BEGIN Supplied data

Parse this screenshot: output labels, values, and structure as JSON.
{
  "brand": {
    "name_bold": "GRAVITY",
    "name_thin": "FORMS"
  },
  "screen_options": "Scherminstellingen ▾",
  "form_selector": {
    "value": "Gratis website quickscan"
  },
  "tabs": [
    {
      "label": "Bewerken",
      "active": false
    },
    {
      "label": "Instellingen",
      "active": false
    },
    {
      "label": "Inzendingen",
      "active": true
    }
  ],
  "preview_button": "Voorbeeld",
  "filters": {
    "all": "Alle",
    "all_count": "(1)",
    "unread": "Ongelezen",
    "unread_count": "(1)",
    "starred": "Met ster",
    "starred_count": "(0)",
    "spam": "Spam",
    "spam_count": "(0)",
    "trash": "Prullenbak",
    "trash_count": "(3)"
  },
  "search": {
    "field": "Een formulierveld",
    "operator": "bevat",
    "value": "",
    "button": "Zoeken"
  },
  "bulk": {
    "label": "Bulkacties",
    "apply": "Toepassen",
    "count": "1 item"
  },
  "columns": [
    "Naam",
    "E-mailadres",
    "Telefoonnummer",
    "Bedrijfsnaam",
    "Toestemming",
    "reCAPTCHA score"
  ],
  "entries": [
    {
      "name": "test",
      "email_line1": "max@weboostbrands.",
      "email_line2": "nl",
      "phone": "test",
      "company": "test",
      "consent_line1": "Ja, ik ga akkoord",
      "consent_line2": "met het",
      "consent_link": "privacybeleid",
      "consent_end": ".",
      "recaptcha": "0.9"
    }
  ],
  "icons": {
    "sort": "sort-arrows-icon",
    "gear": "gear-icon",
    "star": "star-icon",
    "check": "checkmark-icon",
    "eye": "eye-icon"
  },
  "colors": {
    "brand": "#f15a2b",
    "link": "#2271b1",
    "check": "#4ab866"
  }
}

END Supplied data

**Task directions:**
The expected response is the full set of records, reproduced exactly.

**Your response:**
Parse this screenshot: output labels, values, and structure as JSON.
{
  "brand": {
    "name_bold": "GRAVITY",
    "name_thin": "FORMS"
  },
  "screen_options": "Scherminstellingen ▾",
  "form_selector": {
    "value": "Gratis website quickscan"
  },
  "tabs": [
    {
      "label": "Bewerken",
      "active": false
    },
    {
      "label": "Instellingen",
      "active": false
    },
    {
      "label": "Inzendingen",
      "active": true
    }
  ],
  "preview_button": "Voorbeeld",
  "filters": {
    "all": "Alle",
    "all_count": "(1)",
    "unread": "Ongelezen",
    "unread_count": "(1)",
    "starred": "Met ster",
    "starred_count": "(0)",
    "spam": "Spam",
    "spam_count": "(0)",
    "trash": "Prullenbak",
    "trash_count": "(3)"
  },
  "search": {
    "field": "Een formulierveld",
    "operator": "bevat",
    "value": "",
    "button": "Zoeken"
  },
  "bulk": {
    "label": "Bulkacties",
    "apply": "Toepassen",
    "count": "1 item"
  },
  "columns": [
    "Naam",
    "E-mailadres",
    "Telefoonnummer",
    "Bedrijfsnaam",
    "Toestemming",
    "reCAPTCHA score"
  ],
  "entries": [
    {
      "name": "test",
      "email_line1": "max@weboostbrands.",
      "email_line2": "nl",
      "phone": "test",
      "company": "test",
      "consent_line1": "Ja, ik ga akkoord",
      "consent_line2": "met het",
      "consent_link": "privacybeleid",
      "consent_end": ".",
      "recaptcha": "0.9"
    }
  ],
  "icons": {
    "sort": "sort-arrows-icon",
    "gear": "gear-icon",
    "star": "star-icon",
    "check": "checkmark-icon",
    "eye": "eye-icon"
  },
  "colors": {
    "brand": "#f15a2b",
    "link": "#2271b1",
    "check": "#4ab866"
  }
}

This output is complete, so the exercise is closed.